------ MATERIAL FOR THIS EXERCISE ------

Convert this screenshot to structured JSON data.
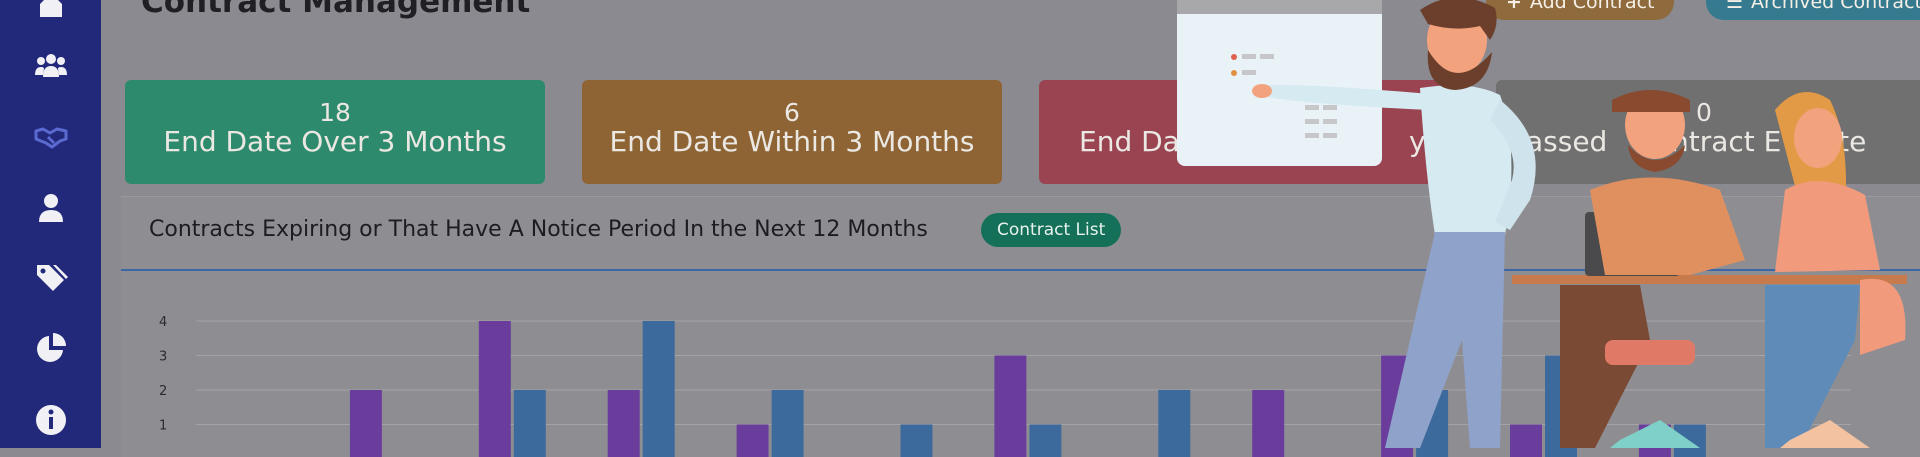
{
  "sidebar": {
    "items": [
      {
        "icon": "home-icon"
      },
      {
        "icon": "users-icon"
      },
      {
        "icon": "handshake-icon",
        "active": true
      },
      {
        "icon": "user-icon"
      },
      {
        "icon": "tags-icon"
      },
      {
        "icon": "pie-chart-icon"
      },
      {
        "icon": "info-icon"
      }
    ],
    "accent": "#5b6ad0"
  },
  "header": {
    "title": "Contract Management",
    "add_label": "Add Contract",
    "archived_label": "Archived Contracts",
    "add_icon": "plus-icon",
    "archived_icon": "list-icon"
  },
  "cards": [
    {
      "value": "18",
      "label": "End Date Over 3 Months",
      "color": "#2d8a6c"
    },
    {
      "value": "6",
      "label": "End Date Within 3 Months",
      "color": "#8f6434"
    },
    {
      "value": "",
      "label": "End Dat",
      "label_tail": "ys",
      "color": "#9a4452"
    },
    {
      "value": "0",
      "label": "assed",
      "label_tail": "ntract E",
      "label_end": "ate",
      "color": "#707070"
    }
  ],
  "panel": {
    "title": "Contracts Expiring or That Have A Notice Period In the Next 12 Months",
    "button_label": "Contract List"
  },
  "chart_data": {
    "type": "bar",
    "ylim": [
      0,
      4
    ],
    "yticks": [
      "1",
      "2",
      "3",
      "4"
    ],
    "grid": true,
    "series": [
      {
        "color": "#6a3d9c",
        "values": [
          0,
          2,
          4,
          2,
          1,
          0,
          3,
          0,
          2,
          3,
          1,
          1
        ]
      },
      {
        "color": "#3d6a9c",
        "values": [
          0,
          0,
          2,
          4,
          2,
          1,
          1,
          2,
          0,
          2,
          3,
          1
        ]
      }
    ]
  }
}
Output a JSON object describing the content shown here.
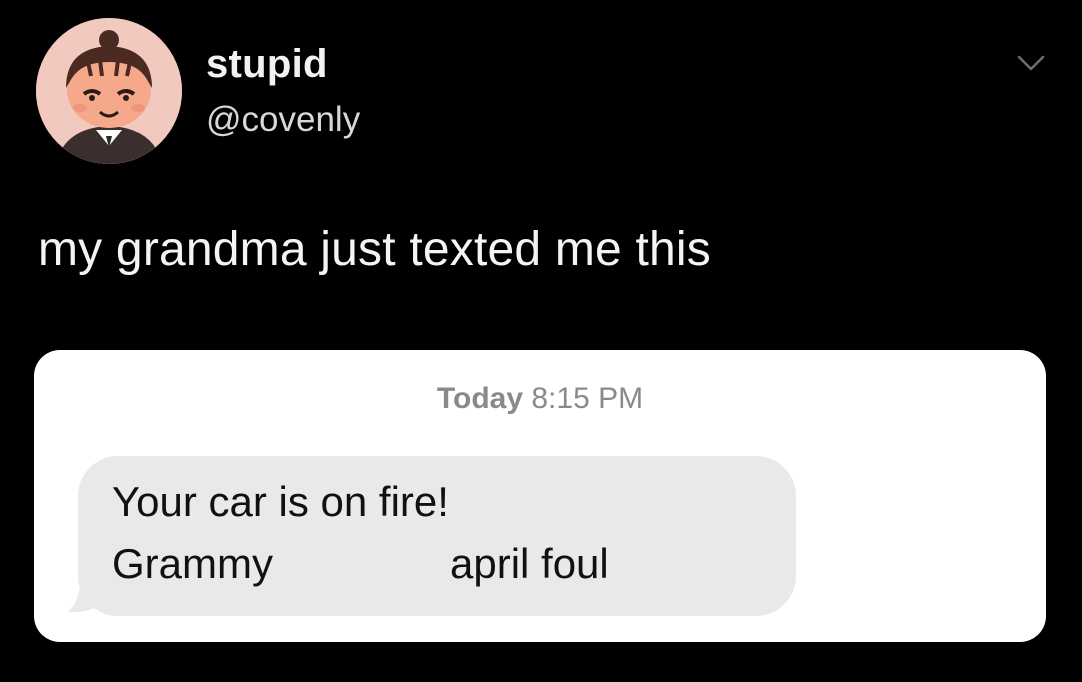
{
  "author": {
    "display_name": "stupid",
    "handle": "@covenly",
    "avatar_icon": "villager-avatar-icon"
  },
  "menu": {
    "icon": "chevron-down-icon"
  },
  "tweet": {
    "text": "my grandma just texted me this"
  },
  "message_screenshot": {
    "timestamp_day": "Today",
    "timestamp_time": "8:15 PM",
    "message_line1": "Your car is on fire!",
    "message_line2_left": "Grammy",
    "message_line2_right": "april foul",
    "bubble_color": "#e9e9eb",
    "card_color": "#ffffff"
  },
  "colors": {
    "background": "#000000",
    "text": "#ffffff",
    "secondary_text": "#8a8a8e"
  }
}
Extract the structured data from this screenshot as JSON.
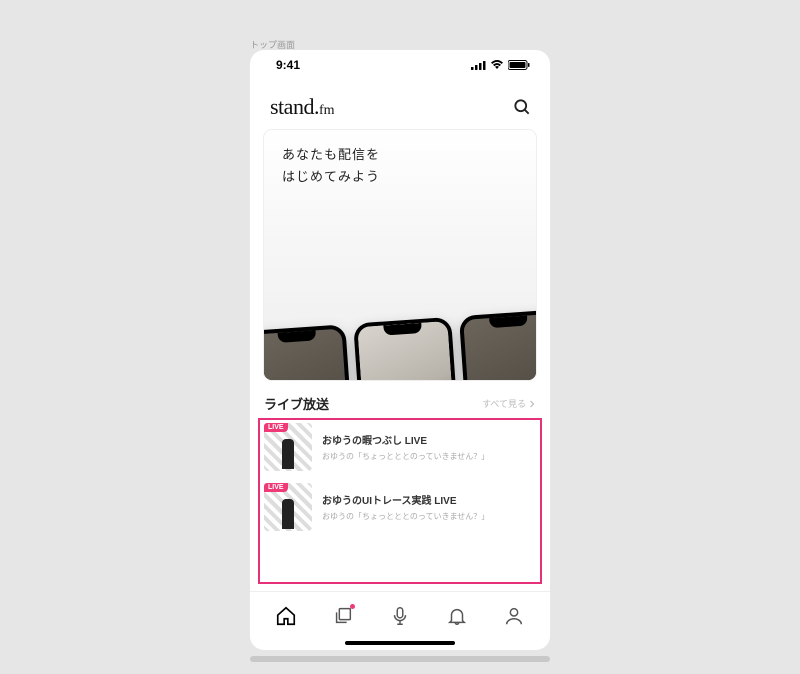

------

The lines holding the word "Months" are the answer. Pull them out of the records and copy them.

| EXERCISE RESULT |
      "label": "End Date Over 3 Months",
      "label": "End Date Within 3 Months",
    "title": "Contracts Expiring or That Have A Notice Period In the Next 12 Months",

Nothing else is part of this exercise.